Gas isn't a good seasoning

Martha Stewart /


Published Dec 25, 2012 at 04:00AM / Updated Nov 19, 2013 at 12:31AM

Q: Is the food I keep in the extra freezer in my garage absorbing gasoline toxins?

A: If you can smell gasoline in your garage, first make sure you don't have a leak or a storage problem, which is a fire hazard.

Once you've ruled that out, check if the gasket around the freezer door is sealing properly, by placing a flashlight inside and shutting the door, recommends Patrick Schnurbusch, the president of HVAC and Refrigeration Experts, in Garner, N.C. If there is any light shining through, the gasket is not airtight, and you should call a refrigerator repairman.

You might also consider moving the refrigerator to another location, such as a basement.

“It's not good practice to store food in a place where you also have volatile chemicals like gasoline and solvents,” says John Caporaso, a food packaging expert from the CECON Group. If you plan on storing hazardous substances in your garage, it's safer to keep your spare refrigerator elsewhere. Making over lampshades

Q: I would like to update my lampshades but can't afford a new set. Do you have any suggestions for how to refresh them without spending a fortune?

A: If your shades are in relatively good condition, you can spruce them up yourself.

One easy makeover is coating the insides with metallic paint. This simple technique creates a subtle, modern effect; when lighted from within, the gilded lining brings warmth to any room.

The beauty of this method is that it will work on any paper-lined shade. Minimal supplies and space are needed, and the project can be completed in an hour or two.

Begin by choosing a craft paint in a metallic hue that complements the exterior of your shade and lamp base. For example, use silver on a light blue shade. Gold looks best on warm-colored shades.

To ensure straight edges, line the top and bottom rims of the shade with masking tape. Use a paintbrush to apply two or three thin, even coats of paint to the interior of the shade. (Light-colored shades may require more coats.) Paint with brushstrokes moving in one direction of the smoothest application, and let paint dry between each layer. Continue until you've reached a desired sheen.
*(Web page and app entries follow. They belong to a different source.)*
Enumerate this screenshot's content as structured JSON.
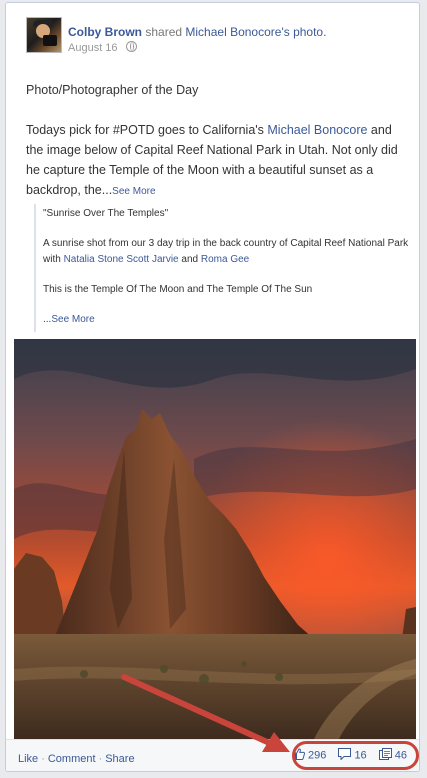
{
  "post": {
    "author": "Colby Brown",
    "shared_verb": "shared",
    "shared_link": "Michael Bonocore's photo.",
    "date": "August 16",
    "intro": "Photo/Photographer of the Day",
    "text_part1": "Todays pick for #POTD goes to California's ",
    "text_link": "Michael Bonocore",
    "text_part2": " and the image below of Capital Reef National Park in Utah. Not only did he capture the Temple of the Moon with a beautiful sunset as a backdrop, the...",
    "see_more": "See More"
  },
  "quote": {
    "title": "\"Sunrise Over The Temples\"",
    "body_part1": "A sunrise shot from our 3 day trip in the back country of Capital Reef National Park with ",
    "link1": "Natalia Stone Scott Jarvie",
    "and_text": " and ",
    "link2": "Roma Gee",
    "line2": "This is the Temple Of The Moon and The Temple Of The Sun",
    "ellipsis": "...",
    "see_more": "See More"
  },
  "actions": {
    "like": "Like",
    "comment": "Comment",
    "share": "Share",
    "sep": "·"
  },
  "counts": {
    "likes": "296",
    "comments": "16",
    "shares": "46"
  },
  "icons": {
    "privacy": "globe-icon",
    "likes": "thumbs-up-icon",
    "comments": "comment-bubble-icon",
    "shares": "share-icon"
  },
  "colors": {
    "link": "#3b5998",
    "annotation": "#c9443a"
  }
}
When the final coat is dry, gently remove the tape. Touch up as needed.

A host of thank-yous

Q: I recently hosted a party, and I received many hostess gifts. Is it necessary to send thank-you notes for the presents?

A: Unlike a gift given in honor of a special occasion — say, a wedding or a birthday — a gift for the host or hostess is meant to be a sort of thank-you in itself. It tends to be a token — a bottle of wine, some flowers or chocolates.

A host is often able to thank the guest when receiving the gift, so no further expression of gratitude is necessary.

But occasionally, guests might bring a wrapped gift, and a host — busy attending to the party — can't open it in the giver's presence. (In any case, it's best not to make a fuss over a gift you receive — you don't want to make any guest who didn't bring a gift uncomfortable.)

In this situation, say a quick thank-you at the time, and then follow up later once you have opened the gift. A phone call or an in-person thanks is appropriate, but a handwritten note is best, especially for a very thoughtful or handmade present.